When practicing, learners should pick an easy alphabet, such as “c” or “u,” and try writing one line using the same alphabet. In this case, students would link letters together to form a fluid pattern. Also, they should repeat the exercise by using different alphabets, moving from simple to complex ones.
Chinese and Japanese Calligraphy
One approach that students can use to master cursive writing is calligraphy, a traditional Chinese and Japanese writing style. Here, writers use various brush movements and compositions of dots and strokes to construct letters, words, and sentences. In these traditions, children learn that calligraphy and beautiful handwriting reflect their character and personality. When students use calligraphy to learn cursive writing, they, basically, learn how to write in fluid quickly. Here, flow is more important than precision. Like Chinese and Japanese martial arts, the skill should come from the heart and not the head, thus exemplifying the essence of qi’s supernatural force.
Summing Up on How to Write in Cursive Correctly
Cursive writing is a unique style of writing alphabets, words, and sentences. Unlike the standard writing style, this form of writing involves the use of continuous strokes. In turn, writers loop and connect alphabets to form words. Hence, some tips for effective cursive writing include:
- Start mastering lowercase cursive alphabets and then uppercase.
- Observe neatness when looping and connecting the alphabets.
- Maintain correct body posture.
- Learn the correct use of hands, including wrists and shoulders.
- Select a font early on. For new learners, the font should not be complicated to use.
- Start perfecting easy letters, such as “o” and “u,” that consist of only one stroke of a pen before proceeding to more complex letters, like “h.”

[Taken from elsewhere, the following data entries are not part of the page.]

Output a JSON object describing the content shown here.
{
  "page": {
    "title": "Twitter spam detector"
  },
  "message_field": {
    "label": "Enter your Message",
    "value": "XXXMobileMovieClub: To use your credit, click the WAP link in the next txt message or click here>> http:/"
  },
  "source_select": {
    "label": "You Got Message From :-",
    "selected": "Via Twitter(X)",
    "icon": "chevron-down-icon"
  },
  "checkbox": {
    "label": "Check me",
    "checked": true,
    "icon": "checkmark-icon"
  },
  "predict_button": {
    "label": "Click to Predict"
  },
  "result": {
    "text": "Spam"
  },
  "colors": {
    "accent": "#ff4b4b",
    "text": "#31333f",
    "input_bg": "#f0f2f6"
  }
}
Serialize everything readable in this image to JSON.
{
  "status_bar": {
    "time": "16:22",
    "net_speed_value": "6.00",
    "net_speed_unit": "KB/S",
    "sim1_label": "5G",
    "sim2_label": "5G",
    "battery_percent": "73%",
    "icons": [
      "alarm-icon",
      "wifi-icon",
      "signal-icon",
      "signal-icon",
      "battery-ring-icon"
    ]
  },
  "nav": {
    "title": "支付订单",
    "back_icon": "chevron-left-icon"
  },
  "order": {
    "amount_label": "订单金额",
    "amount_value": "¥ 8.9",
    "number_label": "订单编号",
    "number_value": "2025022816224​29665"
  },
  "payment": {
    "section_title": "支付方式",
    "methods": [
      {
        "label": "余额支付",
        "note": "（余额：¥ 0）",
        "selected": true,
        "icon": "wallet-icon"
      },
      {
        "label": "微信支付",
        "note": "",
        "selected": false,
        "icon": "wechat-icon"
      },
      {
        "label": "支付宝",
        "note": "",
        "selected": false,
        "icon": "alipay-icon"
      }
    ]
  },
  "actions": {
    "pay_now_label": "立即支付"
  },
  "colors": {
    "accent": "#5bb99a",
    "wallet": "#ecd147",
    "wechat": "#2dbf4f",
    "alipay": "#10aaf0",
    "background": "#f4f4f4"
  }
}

- Avoid being tense or writing too fast.
- Avoid gripping a pen too tightly or losing hands when writing cursive texts.
- Practice movement exercises regularly.
- Consider using a lined paper because it is far better for any writing style, especially cursive.